Extradition will not be granted if the crime for which it is asked is held in the state which is asked to grant the extradition as a political crime or as related to a crime of this nature, or if the accused be able to prove that, in reality, extradition has been asked for with a view of trying him for a crime of this nature.
The person for whom extradition has been granted, can not be tried or punished for any political crime committed before his extradition was asked for, nor for any act related to a crime of this nature nor for any crime or misdemeanor not mentioned in the present treaty.
A person who is extradited can not be tried or adjudged in default for any crime except that for which the extradition has been granted.
This shall not apply to crimes committed after the extradition shall have been granted.
The request for extradition must always be made through the diplomatic representatives.
Extradition will be granted in accordance with the regulations prescribed in the country granting the extradition.
Extradition will be granted on the presentation of a sentence or judgment of condemnation, even though it be by default, if in this case the person against whom the sentence has been given has been duly notified of it in the form required by the laws of the country requesting extradition, or the presentation of a document of criminal procedure issued by competent judicial authority, decreeing in due form or requesting with full right the delivering up of the accused.
Extradition may also be granted on the exhibition of a prison sentence or of any other like document, issued by the competent judicial authorities, provided these documents contain precise indications as to the act for which they have been issued, and, as far as possible, the date of this act. Either the originals or authenticated copies of the above mentioned documents must be presented.

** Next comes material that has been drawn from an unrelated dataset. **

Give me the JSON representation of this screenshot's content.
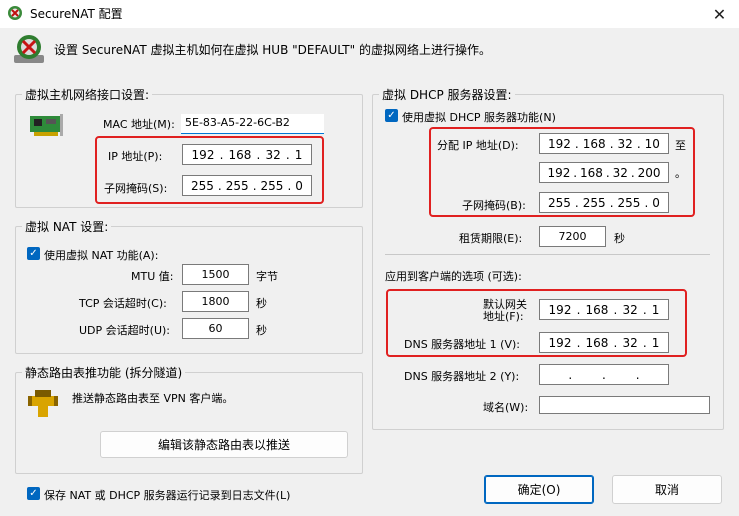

These documents shall be accompanied by a copy of the text of the law applicable to the crime in question, and when necessary by a translation into French of this law, and so far as possible, by a description. of the accused and any other indications which might be of assistance in determining his identity.
In case there should be doubts as to whether the crime or misdemeanor which is the object of the proceedings is included in the provisions of the present treaty, the government of which the extradition is requested may ask such explanations as it may deem useful or necessary to clear up its doubts, after which it may decide whether the extradition is to be granted or not.
The government asking the extradition shall give these explanations to the government of which the extradition is requested, and at the same time shall put at its disposition all of the documents which it may judge useful or necessary in clearing up the doubts of the latter government.